While working for PNU he met Uhuru Kenyatta with whom they worked together on various projects when the latter was the Minister of Finance. Among the things Sakaja says will remain a hallmark of his political career during his work for the last regime is drafting the formula for demarcating constituency boundaries.

“As an actuarial scientist senior government officials knew I was good in mathematical computations so I was called upon to design a mathematical formulae to be used in allocating constituencies to the various regions of the country,” Sakaja recalls. “The formula was so water-tight that and well thought out that it was wholly adopted in the Constitution as Article 89.”

During that time he wrote a book on devolution, The Operational Framework for Fiscal Decentralisation published by International Commission of Jurists (ICJ-Kenya).

When President Uhuru Kenyatta was preparing for his presidential bid before the last General Election, the former SONU leader was one of his key strategists, being among those

who came up with the idea of the president dumping KANU for TNA. This was after plans to rebrand KANU, designs of which he showed to The Standard, failed.

“We came up with the slogan “iBelieve” with the specific intentions of creating a sense of self-belief, especially among the youth and those who were not where they wanted to be in life,” Johnson Sakaja recounts. “The dove was meant to signify a take off since we have been crawling on the ground with the KANU cockerel for too long. This we correctly predicted would create a national mass movement.”

After the composition of TNA he assembled a communication team that was responsible for planning the historic launch of the party at KICC last year. The team comprised Dennis Itumbi, Machel Waikenda and Jasper Mbiuki among many young people.

“Leadership is about a dream and as long as you dream, the plan will eventually fall into place,” says the man who claims he once helped PriceWaterHouse Coopers, his former employer, resolve a riddle of a Sh100 million company deficit as an intern. “Martin Luther King Junior had a dream although he never had a plan. It was finally actualised with the election of Barack Obama.”

On his relationship with the president, Sakaja is very economical with words.

“To me he is both an elder brother and a father figure, which means we can talk about many issues outside politics since he is a good conversationalist,” the bulky politician says.

“He is also my boss and he is a no-nonsense man when it comes to matters of national importance. I am glad he believes in the youth potential, which is reflected on his appointments”.

Besides politics Johnson Sakaja is also a businessman, having opened Arthur Johnson Consulting while still in university and has over time diversified his interests to farming, transport and steel.
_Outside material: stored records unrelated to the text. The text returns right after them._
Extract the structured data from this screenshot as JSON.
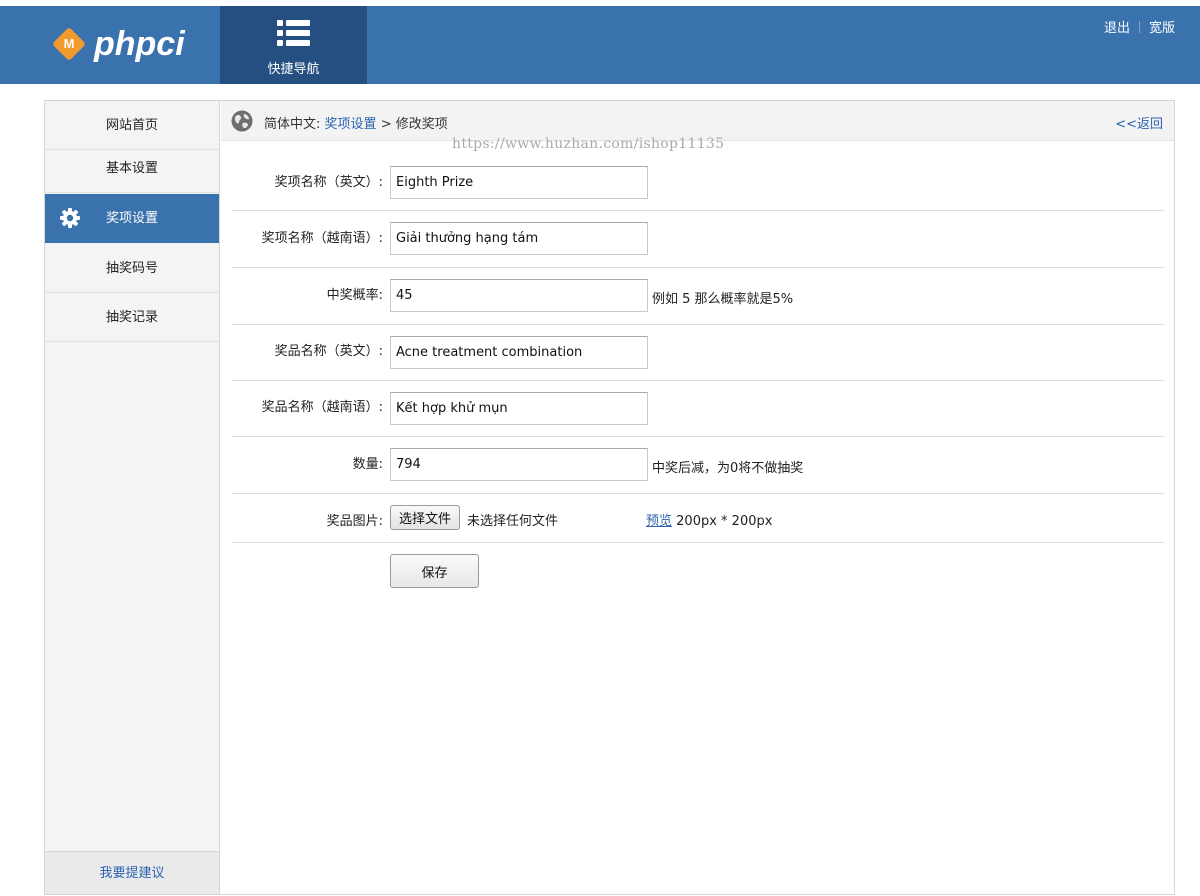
{
  "header": {
    "logo_text": "phpci",
    "logo_mark": "M",
    "quicknav_label": "快捷导航",
    "quicknav_icon": "list-icon",
    "logout": "退出",
    "wide": "宽版"
  },
  "sidebar": {
    "items": [
      {
        "label": "网站首页"
      },
      {
        "label": "基本设置"
      },
      {
        "label": "奖项设置",
        "active": true,
        "icon": "gear-icon"
      },
      {
        "label": "抽奖码号"
      },
      {
        "label": "抽奖记录"
      }
    ],
    "feedback": "我要提建议"
  },
  "breadcrumb": {
    "prefix": "简体中文:",
    "link": "奖项设置",
    "sep": ">",
    "current": "修改奖项",
    "back": "<<返回"
  },
  "watermark": "https://www.huzhan.com/ishop11135",
  "form": {
    "name_en": {
      "label": "奖项名称（英文）:",
      "value": "Eighth Prize"
    },
    "name_vi": {
      "label": "奖项名称（越南语）:",
      "value": "Giải thưởng hạng tám"
    },
    "probability": {
      "label": "中奖概率:",
      "value": "45",
      "hint": "例如 5 那么概率就是5%"
    },
    "prize_en": {
      "label": "奖品名称（英文）:",
      "value": "Acne treatment combination"
    },
    "prize_vi": {
      "label": "奖品名称（越南语）:",
      "value": "Kết hợp khử mụn"
    },
    "quantity": {
      "label": "数量:",
      "value": "794",
      "hint": "中奖后减，为0将不做抽奖"
    },
    "image": {
      "label": "奖品图片:",
      "button": "选择文件",
      "nofile": "未选择任何文件",
      "preview_link": "预览",
      "size_hint": "200px * 200px"
    },
    "save": "保存"
  },
  "colors": {
    "primary": "#3a72ad",
    "nav_dark": "#244f80",
    "logo_orange": "#f29a2e",
    "link": "#2a64b0"
  }
}
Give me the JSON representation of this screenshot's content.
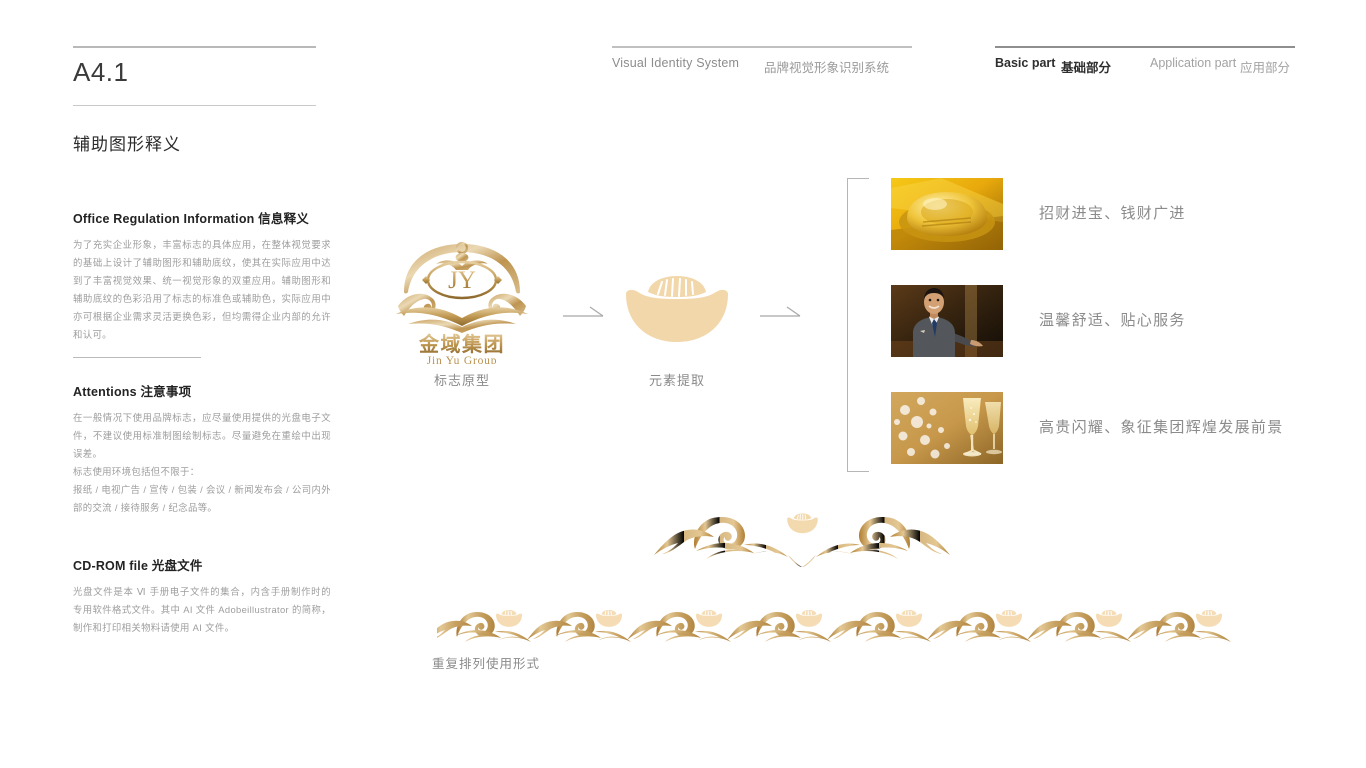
{
  "header": {
    "page_code": "A4.1",
    "visual_identity_en": "Visual Identity System",
    "visual_identity_cn": "品牌视觉形象识别系统",
    "basic_part_en": "Basic part",
    "basic_part_cn": "基础部分",
    "application_part_en": "Application part",
    "application_part_cn": "应用部分"
  },
  "section_title": "辅助图形释义",
  "sidebar": {
    "blocks": [
      {
        "heading": "Office Regulation Information 信息释义",
        "body": "为了充实企业形象，丰富标志的具体应用，在整体视觉要求的基础上设计了辅助图形和辅助底纹，使其在实际应用中达到了丰富视觉效果、统一视觉形象的双重应用。辅助图形和辅助底纹的色彩沿用了标志的标准色或辅助色，实际应用中亦可根据企业需求灵活更换色彩，但均需得企业内部的允许和认可。"
      },
      {
        "heading": "Attentions 注意事项",
        "body": "在一般情况下使用品牌标志，应尽量使用提供的光盘电子文件，不建议使用标准制图绘制标志。尽量避免在重绘中出现误差。\n标志使用环境包括但不限于：\n报纸 / 电视广告 / 宣传 / 包装 / 会议 / 新闻发布会 / 公司内外部的交流 / 接待服务 / 纪念品等。"
      },
      {
        "heading": "CD-ROM file 光盘文件",
        "body": "光盘文件是本 Ⅵ 手册电子文件的集合，内含手册制作时的专用软件格式文件。其中 AI 文件 Adobeillustrator 的简称，制作和打印相关物料请使用 AI 文件。"
      }
    ]
  },
  "logo": {
    "monogram": "JY",
    "name_cn": "金 域 集 团",
    "name_en": "Jin Yu Group",
    "caption": "标志原型"
  },
  "element": {
    "caption": "元素提取",
    "icon": "gold-ingot-icon"
  },
  "concepts": [
    {
      "image": "gold-ingot-photo",
      "label": "招财进宝、钱财广进"
    },
    {
      "image": "hotel-staff-photo",
      "label": "温馨舒适、贴心服务"
    },
    {
      "image": "champagne-bokeh-photo",
      "label": "高贵闪耀、象征集团辉煌发展前景"
    }
  ],
  "ornament": {
    "caption": "重复排列使用形式"
  },
  "colors": {
    "gold_dark": "#B08845",
    "gold_mid": "#D4AE72",
    "gold_light": "#F0D5A8",
    "ingot_fill": "#F2D7AB",
    "text_gray": "#8b8b8b",
    "rule_gray": "#b9b9b9"
  }
}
The Lenana School alumni is also a guitarist and a former member of Mission Driven, a gospel band.

“While in campus I ran several businesses, one of them being the biggest laundry at the main campus where I charged students a token amount to clean their clothes,” Sakaja, who says he joined politics in college to enable him do business and provide leadership, adds. “I had a salon, barber shop, laundry and an ice vending machine. I spent the money I earned to buy a Mercedes Benz, the car of my childhood dreams, while in second year.”

He says some of the laundry machines that he bought are still at the Main Campus, which is “a testimony to my business acumen”.

To remain grounded as a leader, TNA leader says he occasionally visits youth hangouts where he can mingle with the young people and understand their needs.

“Disconnecting a leader from the people is like cutting off his oxygen since serving the people is the sole purpose of leadership,” the youthful politician concludes.

“As a leader sometimes you will be misunderstood, which should not worry you provided your conscience is clear and you are doing the right thing. People will understand later after the success of your enterprise.”

Johnson Sakaja Video